Written by T. M. Suffield |
Saturday, June 25, 2022
I think we should see our churches today as like the Sons of the Prophets: semi-monastic communities that interact with the wider culture, including the corridors of power when required, but largely do our own thing while living within it. We are, as Peter would have it, exiles even within the land (1 Peter 1).
In the past I’ve described evnagelical churches as living in an anticulture, have suggested that we are in an ebb of history, which can make us think Christendom was a terrible thing, which it wasn’t.
Assuming you’re with me, and convicted that we don’t build anything, but that we also live at what feels like a civilisational ebb, what can we do about it?
I think it’s helpful to start by looking at others in the Bible who sat at a similar point in history. Take, for example, the Sons of the Prophets in 2 Kings. Elijah functioned as a solo prophet who despaired of there even being anyone else who followed Yahweh in Israel—though he was wrong (1 Kings 19). Elisha, by contrast, worked with and lived with a community of lesser prophets called the Sons of the Prophets (they first pop up in 1 Kings 20, seemingly sprouting from the ground).
Which, by the by, follows the Biblical typological pattern of the lone man followed by the man and his ‘bride’ that we see repeated time and time again. It is, in its final form, John the Baptist followed by Jesus.
The Sons of the Prophets were a reform movement from within Israel. They had no real cultural power, for all Elisha occasionally spoke with the king in a much less combative role than Elijah had, he also seems much less interested in the monarchy than Elijah was. Which is another of the Bible’s grand patterns, from priest (servant) to king (ruler) to prophet (member of the divine council). Why would you be interested in kings when there are prophets to speak with?
They remain a faithful community within Israel, without leaving it. A faithful community that has clear borders but still lives in and among the rest of the culture. Which sounds remarkably like that old cliché, “in the world but not of the world.”
They seem to be semi-monastic, with their own place to live (2 Kings 6), but that also receives others into the community at need. They seem to disappear from the narrative when Elisha does, which is simply because the focus of the storytelling moves elsewhere, and we are left to ponder what their impact on the grand sweep of history was. It may well have been minimal.

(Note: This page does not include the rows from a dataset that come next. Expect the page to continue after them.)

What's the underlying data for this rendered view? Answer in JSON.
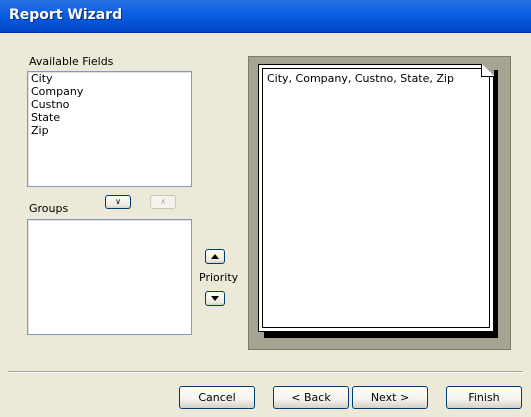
{
  "window": {
    "title": "Report Wizard"
  },
  "available_fields": {
    "label": "Available Fields",
    "items": [
      "City",
      "Company",
      "Custno",
      "State",
      "Zip"
    ]
  },
  "groups": {
    "label": "Groups",
    "items": [],
    "move_down_icon": "chevron-down-icon",
    "move_up_icon": "chevron-up-icon"
  },
  "priority": {
    "label": "Priority",
    "up_icon": "arrow-up-icon",
    "down_icon": "arrow-down-icon"
  },
  "preview": {
    "text": "City, Company, Custno, State, Zip"
  },
  "buttons": {
    "cancel": "Cancel",
    "back": "< Back",
    "next": "Next >",
    "finish": "Finish"
  },
  "colors": {
    "titlebar": "#0A5EE0",
    "dialog_bg": "#ECE9D8",
    "button_border": "#003C74"
  }
}
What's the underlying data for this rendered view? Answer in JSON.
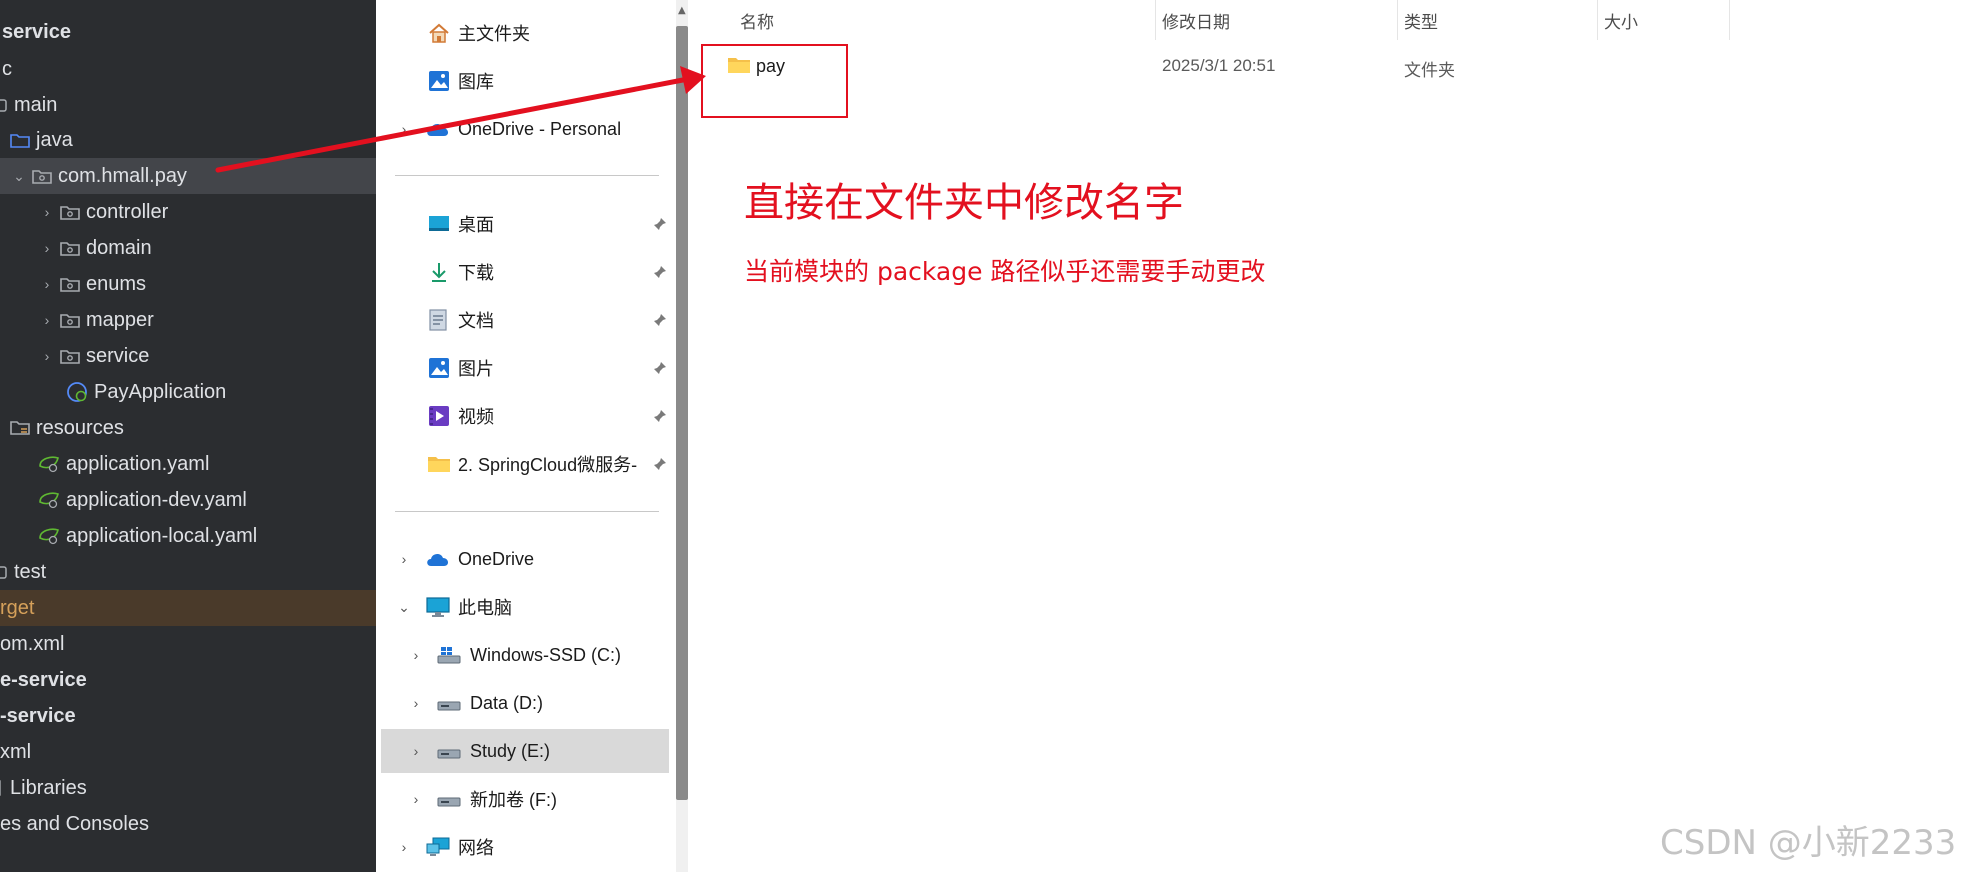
{
  "ide_tree": {
    "rows": [
      {
        "label": "service",
        "bold": true
      },
      {
        "label": "c"
      },
      {
        "label": "main"
      },
      {
        "label": "java"
      },
      {
        "label": "com.hmall.pay"
      },
      {
        "label": "controller"
      },
      {
        "label": "domain"
      },
      {
        "label": "enums"
      },
      {
        "label": "mapper"
      },
      {
        "label": "service"
      },
      {
        "label": "PayApplication"
      },
      {
        "label": "resources"
      },
      {
        "label": "application.yaml"
      },
      {
        "label": "application-dev.yaml"
      },
      {
        "label": "application-local.yaml"
      },
      {
        "label": "test"
      },
      {
        "label": "rget"
      },
      {
        "label": "om.xml"
      },
      {
        "label": "e-service",
        "bold": true
      },
      {
        "label": "-service",
        "bold": true
      },
      {
        "label": "xml"
      },
      {
        "label": "Libraries"
      },
      {
        "label": "es and Consoles"
      }
    ]
  },
  "explorer_nav": {
    "quick": [
      {
        "label": "主文件夹",
        "icon": "home-icon"
      },
      {
        "label": "图库",
        "icon": "gallery-icon"
      },
      {
        "label": "OneDrive - Personal",
        "icon": "cloud-icon"
      }
    ],
    "pinned": [
      {
        "label": "桌面",
        "icon": "desktop-icon"
      },
      {
        "label": "下载",
        "icon": "download-icon"
      },
      {
        "label": "文档",
        "icon": "document-icon"
      },
      {
        "label": "图片",
        "icon": "picture-icon"
      },
      {
        "label": "视频",
        "icon": "video-icon"
      },
      {
        "label": "2. SpringCloud微服务-",
        "icon": "folder-icon"
      }
    ],
    "locations": [
      {
        "label": "OneDrive",
        "icon": "cloud-icon"
      },
      {
        "label": "此电脑",
        "icon": "computer-icon"
      },
      {
        "label": "Windows-SSD (C:)",
        "icon": "drive-icon"
      },
      {
        "label": "Data (D:)",
        "icon": "drive-icon"
      },
      {
        "label": "Study (E:)",
        "icon": "drive-icon",
        "selected": true
      },
      {
        "label": "新加卷 (F:)",
        "icon": "drive-icon"
      },
      {
        "label": "网络",
        "icon": "network-icon"
      }
    ]
  },
  "file_list": {
    "columns": {
      "name": "名称",
      "modified": "修改日期",
      "type": "类型",
      "size": "大小"
    },
    "rows": [
      {
        "name": "pay",
        "modified": "2025/3/1 20:51",
        "type": "文件夹",
        "size": ""
      }
    ]
  },
  "annotation": {
    "title": "直接在文件夹中修改名字",
    "subtitle": "当前模块的 package 路径似乎还需要手动更改",
    "color": "#e3101f"
  },
  "watermark": "CSDN @小新2233",
  "colors": {
    "ide_bg": "#2b2d30",
    "ide_selected": "#43454a",
    "nav_selected": "#d9d9d9",
    "folder_yellow": "#f5c04a",
    "annotation_red": "#e3101f"
  }
}
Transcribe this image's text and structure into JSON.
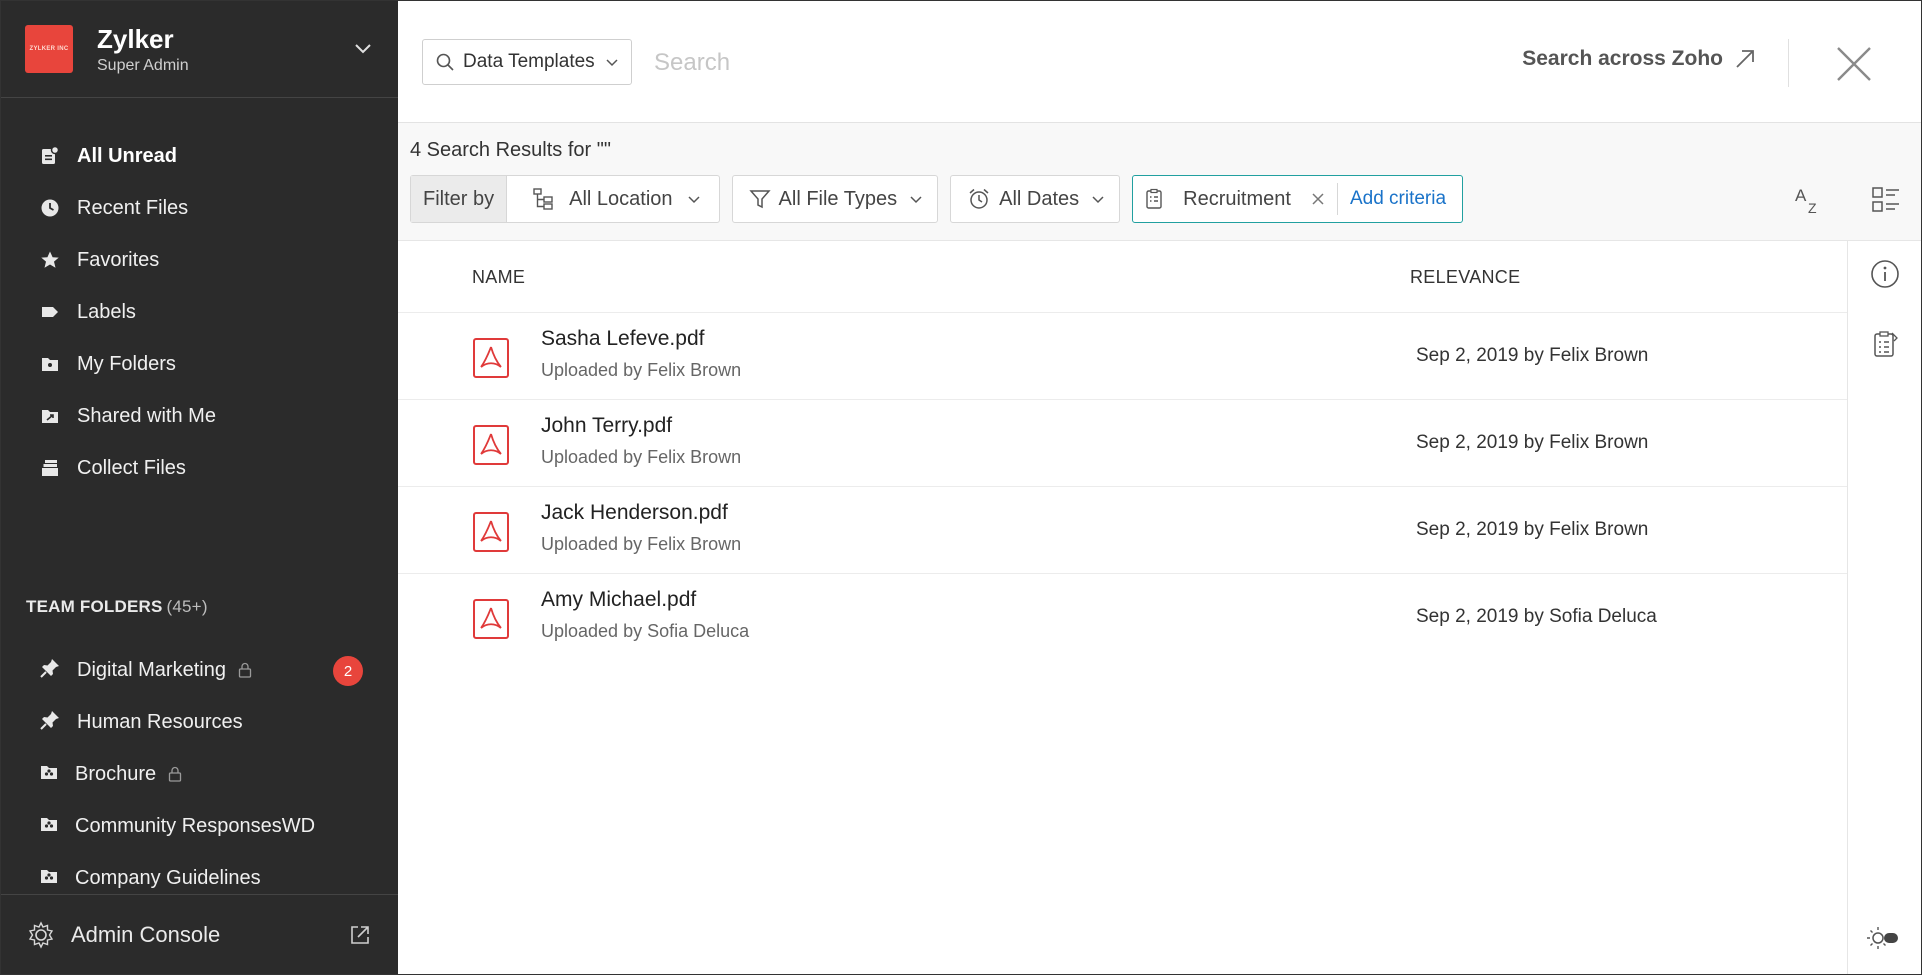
{
  "org": {
    "name": "Zylker",
    "role": "Super Admin",
    "logo_text": "ZYLKER INC"
  },
  "nav": [
    {
      "label": "All Unread",
      "icon": "unread-icon",
      "active": true
    },
    {
      "label": "Recent Files",
      "icon": "clock-icon"
    },
    {
      "label": "Favorites",
      "icon": "star-icon"
    },
    {
      "label": "Labels",
      "icon": "label-icon"
    },
    {
      "label": "My Folders",
      "icon": "folder-icon"
    },
    {
      "label": "Shared with Me",
      "icon": "shared-folder-icon"
    },
    {
      "label": "Collect Files",
      "icon": "collect-files-icon"
    }
  ],
  "team_folders": {
    "heading": "TEAM FOLDERS",
    "count": "(45+)",
    "items": [
      {
        "label": "Digital Marketing",
        "icon": "pin-icon",
        "locked": true,
        "badge": "2"
      },
      {
        "label": "Human Resources",
        "icon": "pin-icon"
      },
      {
        "label": "Brochure",
        "icon": "team-folder-icon",
        "locked": true
      },
      {
        "label": "Community ResponsesWD",
        "icon": "team-folder-icon"
      },
      {
        "label": "Company Guidelines",
        "icon": "team-folder-icon"
      }
    ]
  },
  "admin": {
    "label": "Admin Console"
  },
  "search": {
    "scope_label": "Data Templates",
    "placeholder": "Search",
    "across_label": "Search across Zoho"
  },
  "results": {
    "count_label": "4 Search Results for \"\""
  },
  "filters": {
    "filter_by_label": "Filter by",
    "location": "All Location",
    "file_types": "All File Types",
    "dates": "All Dates",
    "criteria_tag": "Recruitment",
    "add_criteria": "Add criteria"
  },
  "table": {
    "columns": {
      "name": "NAME",
      "relevance": "RELEVANCE"
    },
    "rows": [
      {
        "name": "Sasha Lefeve.pdf",
        "sub": "Uploaded by Felix Brown",
        "relevance": "Sep 2, 2019 by Felix Brown"
      },
      {
        "name": "John Terry.pdf",
        "sub": "Uploaded by Felix Brown",
        "relevance": "Sep 2, 2019 by Felix Brown"
      },
      {
        "name": "Jack Henderson.pdf",
        "sub": "Uploaded by Felix Brown",
        "relevance": "Sep 2, 2019 by Felix Brown"
      },
      {
        "name": "Amy Michael.pdf",
        "sub": "Uploaded by Sofia Deluca",
        "relevance": "Sep 2, 2019 by Sofia Deluca"
      }
    ]
  },
  "colors": {
    "sidebar_bg": "#2b2b2b",
    "accent_red": "#e8453c",
    "criteria_border": "#21a0a0",
    "link_blue": "#1a73c9"
  }
}
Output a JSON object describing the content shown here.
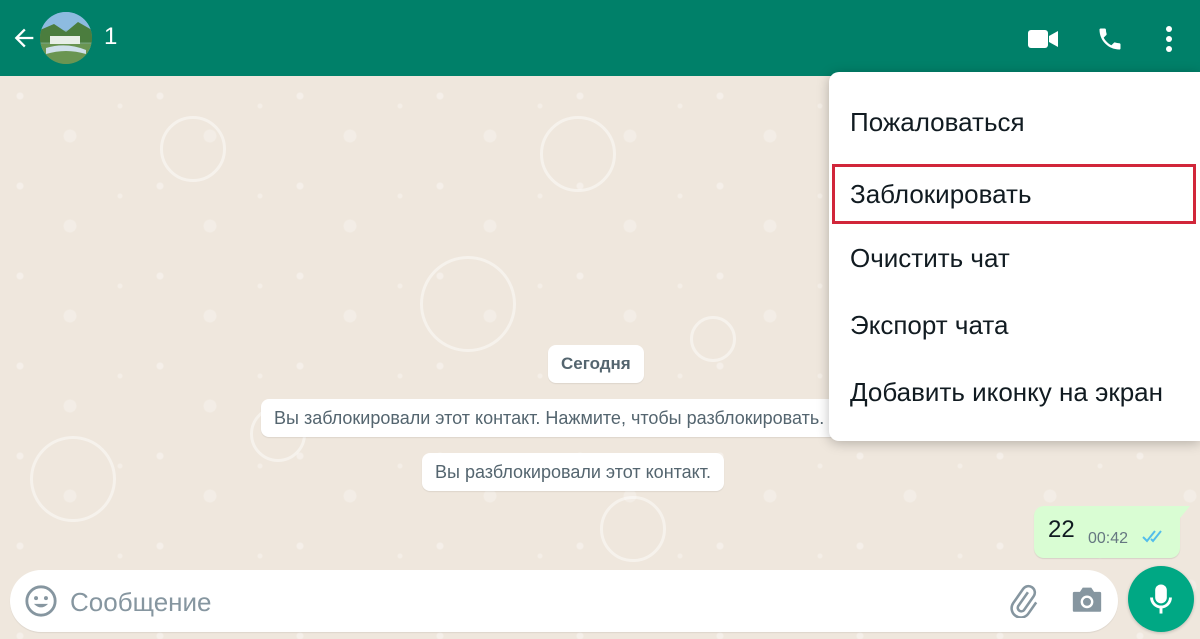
{
  "header": {
    "contact_name": "1",
    "background_color": "#008069",
    "icons": [
      "arrow-left-icon",
      "video-camera-icon",
      "phone-icon",
      "more-vertical-icon"
    ]
  },
  "chat": {
    "date_label": "Сегодня",
    "system_messages": [
      "Вы заблокировали этот контакт. Нажмите, чтобы разблокировать.",
      "Вы разблокировали этот контакт."
    ],
    "outgoing_message": {
      "text": "22",
      "time": "00:42",
      "status_icon": "double-check-icon"
    }
  },
  "input_bar": {
    "placeholder": "Сообщение",
    "icons": [
      "emoji-icon",
      "paperclip-icon",
      "camera-icon",
      "microphone-icon"
    ],
    "mic_color": "#00a884"
  },
  "menu": {
    "items": [
      {
        "label": "Пожаловаться",
        "highlighted": false
      },
      {
        "label": "Заблокировать",
        "highlighted": true
      },
      {
        "label": "Очистить чат",
        "highlighted": false
      },
      {
        "label": "Экспорт чата",
        "highlighted": false
      },
      {
        "label": "Добавить иконку на экран",
        "highlighted": false
      }
    ],
    "highlight_color": "#d1263a"
  }
}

“What a terrible model for us!” I hear you cry! Or not, as the case may be. I’m certain that the impact they had in continuing the faith of Yahweh in the land and on the people that they helped was significant.